What Is Anterior Ankle Impingement?
What is Anterior Ankle Impingement?
“Impingement” of the ankle refers to pain and dysfunction at the ankle which can occur at the front (anterior) or at the back of the ankle (posterior). ‘’Impingement” means “to hit against” or “to come in contact with” and in medical terms, usually means the soft tissue (muscles, tendons etc) are being squashed by bony structures. Movement is no longer optimal.
Anterior ankle impingement is felt over the front of the ankle joint, more commonly towards the outside below the fibula.
Dance forces the ankle into deep end range positions where the ends of the Tibia and fubula (Shin region) can come into contact with the bones of the foot and cause irritation of the soft tissues and capsule of the ankle in this area.
Anterior Ankle Impingement will occur in full dorsiflexion such as in a deep demi plié or repeated landing from jumps.
Posterior impingement however is felt at the back of the ankle normally in movements such as tendue, demi plie and en pointe.
Why does it occur?
In the case of an anterior impingement, it is common to find the irritation of the tissues as a result of non-optimal gliding and movement of the ankle joint (tibia and fibula upon the talus). This reduction in ‘glide and slide’ of the joint causes undue connection and irritation of the soft tissues upon the bony joint. The tissues are being ‘squashed’ against a blocked ankle. In order for the joint to glide well, the muscles at the back of the calf region (FHL, FHB, Tibialis Posterior, Gastroc and Soleus) need to be loose, elastic and functioning well. If any of these muscles become tight and overused, they will impact upon the movement at the ankle joint and prevent a smooth backwards glide in dorsi flexion.
Previous ankle inversion sprains and resulting scar tissue can also lead to impingement in this area.
Sub optimal ankle bio mechanics can also be a result of reduced hip, pelvis and leg control.
A full lower limb assessment is therefore required.
Anterior Impingement felt as ankle pain or blocking at the front of the ankle that increases on full dorsiflexion (bend).
If there is any development of osteophytes (bony spurs) or a small fracture, the pain can be quite sharp and localised to a small area. Pain can be localised to touch.
When impingement arises from ligament irritation, pain and tissue thickening are often felt in front and slightly to the side of the ankle. Tenderness and swelling may also be seen over the front of the ankle. There is often a sense of blocking and an inability to reach full plié depth.
Diagnosis can almost be made by the individual. Assessment of why it has occurred however will need to be done by a trained physio/ clinician. Pinpointing the primary cause of the movement dysfunction is of paramount importance for treatment and corrective rehab thereafter.
An initial reduction in symptoms can often be achieved with soft tissue releases into the back of the calf region and underside of the foot. This can be combined with taping or even orthotics to help with movement control in the early stages of rehab.
A thorough and holistic assessment of movement and technique however is essential in discovering the reason for muscular overuse and dysfunction.

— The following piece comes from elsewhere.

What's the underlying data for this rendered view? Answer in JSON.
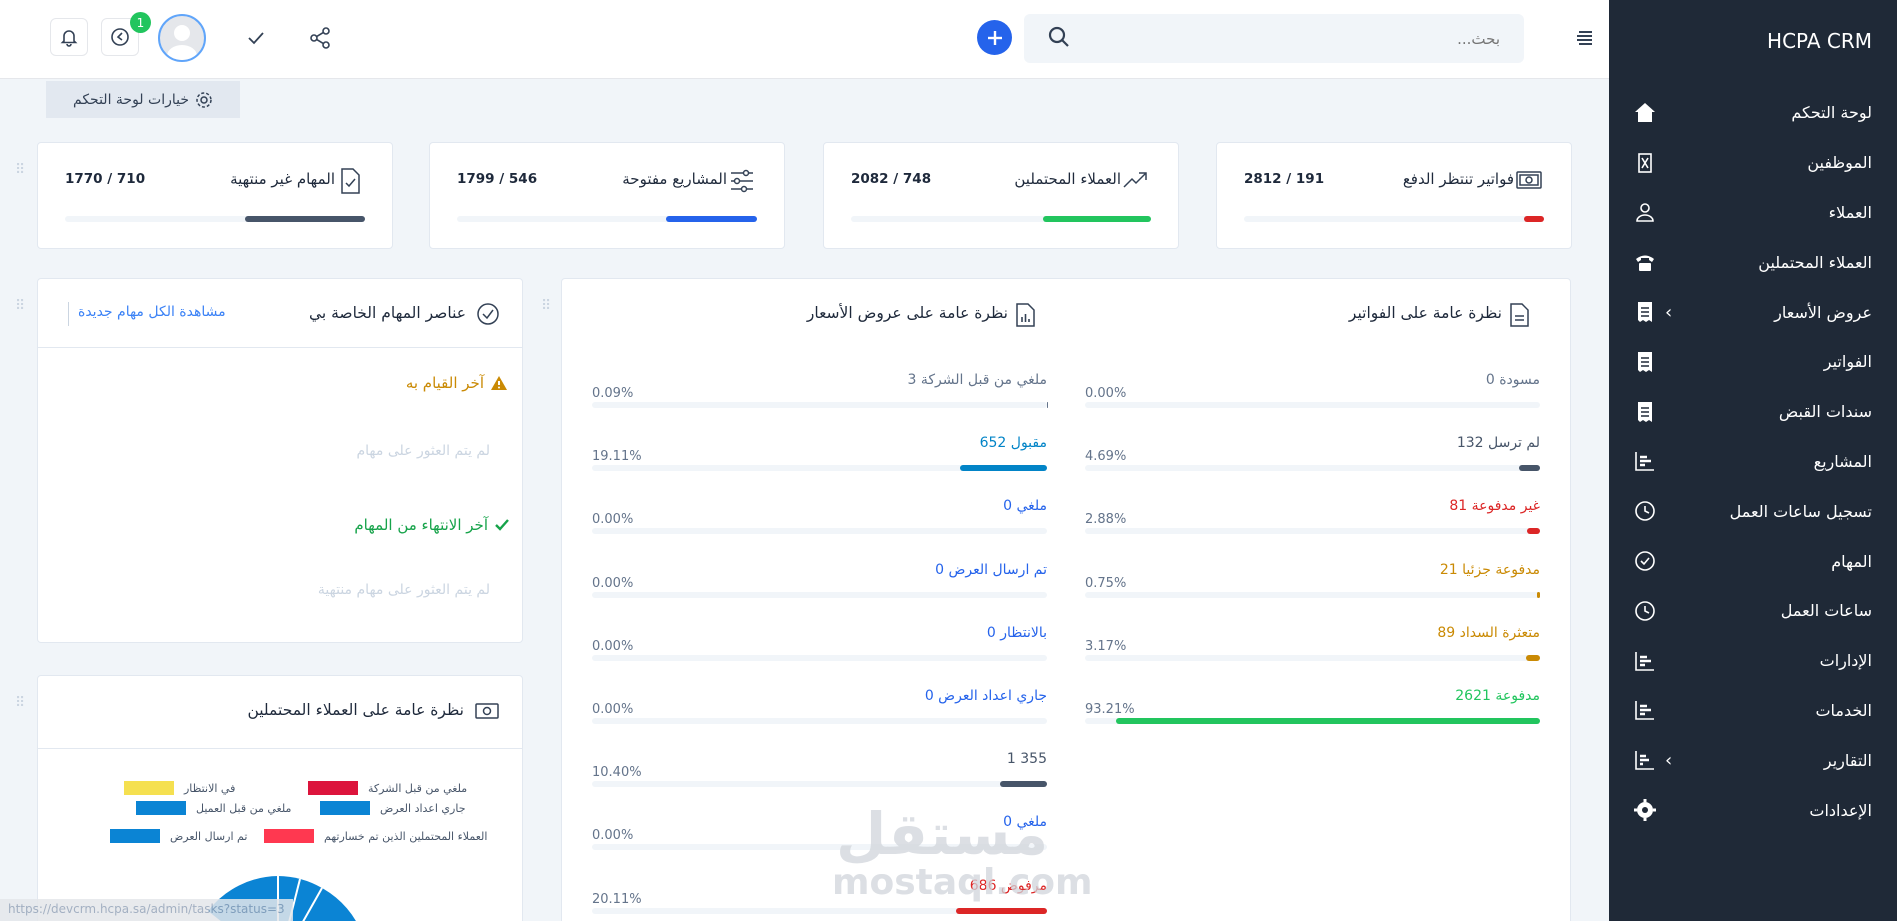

Discovering the reason for muscular overuse is imperative to allow the muscles to function normally.
Is it due to a compressed foot? Poor control in the hips and pelvis? Rib dysfunction? Non optimal core or turnout use?
If ………………treatment is not 100% successful then a steroid (cortisone) injection into the painful area may be required. Steroids are strong anti-inflammatory medications. A steroid injection can help relieve irritation and swelling in the soft tissues that are being pinched.
If nonsurgical treatments do not work, surgery may be recommended. The type of surgery will vary depending on the location and cause of ankle impingement. This will often comprise of arthroscopy and a ‘clean up’ of the tissues and any scarring.
Recovery can be rapid if a diagnosis is made early before there is too much tissue damage and thickening. Early technique correction and self treatment can mean no time away from dance.
If steroid injection is required then a break of up to 6 weeks may be advised for the area to heal effectively.
Warning signs that you may be at risk of developing Anterior impingement include:
- Feeling restricted in your plie depth
- Finding it hard to lower your heels when jumping
- Deep tension in the foot in front of the heel bone
- Stiffness in your arch
- Inability to absorb shock when landing jumps
- Discomfort around the front of the ankle joint
If you have any further questions or require assistance with your dance rehab we will be very happy to guide you further (www.perfectformphysio.com)